Interface dataset entries:
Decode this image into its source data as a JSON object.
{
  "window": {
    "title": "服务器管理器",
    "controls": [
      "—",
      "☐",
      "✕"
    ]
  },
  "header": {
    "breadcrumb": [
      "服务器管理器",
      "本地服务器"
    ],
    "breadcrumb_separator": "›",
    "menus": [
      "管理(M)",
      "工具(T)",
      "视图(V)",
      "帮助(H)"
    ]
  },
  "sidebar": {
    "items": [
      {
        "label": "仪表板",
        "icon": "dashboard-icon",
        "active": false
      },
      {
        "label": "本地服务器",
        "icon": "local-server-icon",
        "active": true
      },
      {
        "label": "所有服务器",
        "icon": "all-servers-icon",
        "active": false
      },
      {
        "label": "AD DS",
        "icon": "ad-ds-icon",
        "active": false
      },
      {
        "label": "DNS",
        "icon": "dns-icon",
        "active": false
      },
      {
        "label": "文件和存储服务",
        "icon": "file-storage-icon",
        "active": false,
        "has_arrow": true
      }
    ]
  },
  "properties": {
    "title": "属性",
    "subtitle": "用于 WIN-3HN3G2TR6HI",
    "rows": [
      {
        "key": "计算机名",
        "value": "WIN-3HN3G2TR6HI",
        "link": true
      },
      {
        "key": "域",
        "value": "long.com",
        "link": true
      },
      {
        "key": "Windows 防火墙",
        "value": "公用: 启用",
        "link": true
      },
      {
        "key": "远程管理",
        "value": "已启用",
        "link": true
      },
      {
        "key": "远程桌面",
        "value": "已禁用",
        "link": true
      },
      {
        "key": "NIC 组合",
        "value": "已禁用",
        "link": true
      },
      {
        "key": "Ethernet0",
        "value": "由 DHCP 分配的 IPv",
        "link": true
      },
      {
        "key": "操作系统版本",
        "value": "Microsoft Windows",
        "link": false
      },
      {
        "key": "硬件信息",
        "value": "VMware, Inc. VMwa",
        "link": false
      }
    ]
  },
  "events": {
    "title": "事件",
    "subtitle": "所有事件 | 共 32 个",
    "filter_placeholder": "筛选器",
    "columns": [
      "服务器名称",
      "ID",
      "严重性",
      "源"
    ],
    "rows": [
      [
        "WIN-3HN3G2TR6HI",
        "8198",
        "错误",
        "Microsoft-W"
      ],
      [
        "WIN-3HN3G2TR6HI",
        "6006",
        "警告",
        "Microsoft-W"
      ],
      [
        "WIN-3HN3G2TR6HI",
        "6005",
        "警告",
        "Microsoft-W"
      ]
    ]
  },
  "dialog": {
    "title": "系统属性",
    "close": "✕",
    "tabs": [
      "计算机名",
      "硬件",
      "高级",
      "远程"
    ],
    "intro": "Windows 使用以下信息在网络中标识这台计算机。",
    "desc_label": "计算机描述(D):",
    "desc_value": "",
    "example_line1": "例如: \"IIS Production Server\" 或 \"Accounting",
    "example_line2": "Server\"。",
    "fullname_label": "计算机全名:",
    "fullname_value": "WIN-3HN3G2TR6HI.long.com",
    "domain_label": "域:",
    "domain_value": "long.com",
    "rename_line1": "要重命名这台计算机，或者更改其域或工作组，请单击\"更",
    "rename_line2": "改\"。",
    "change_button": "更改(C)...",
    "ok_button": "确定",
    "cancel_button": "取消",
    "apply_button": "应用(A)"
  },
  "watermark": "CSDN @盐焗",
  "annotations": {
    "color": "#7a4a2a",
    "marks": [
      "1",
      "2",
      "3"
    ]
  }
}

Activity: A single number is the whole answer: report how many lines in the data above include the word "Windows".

Written reply: 3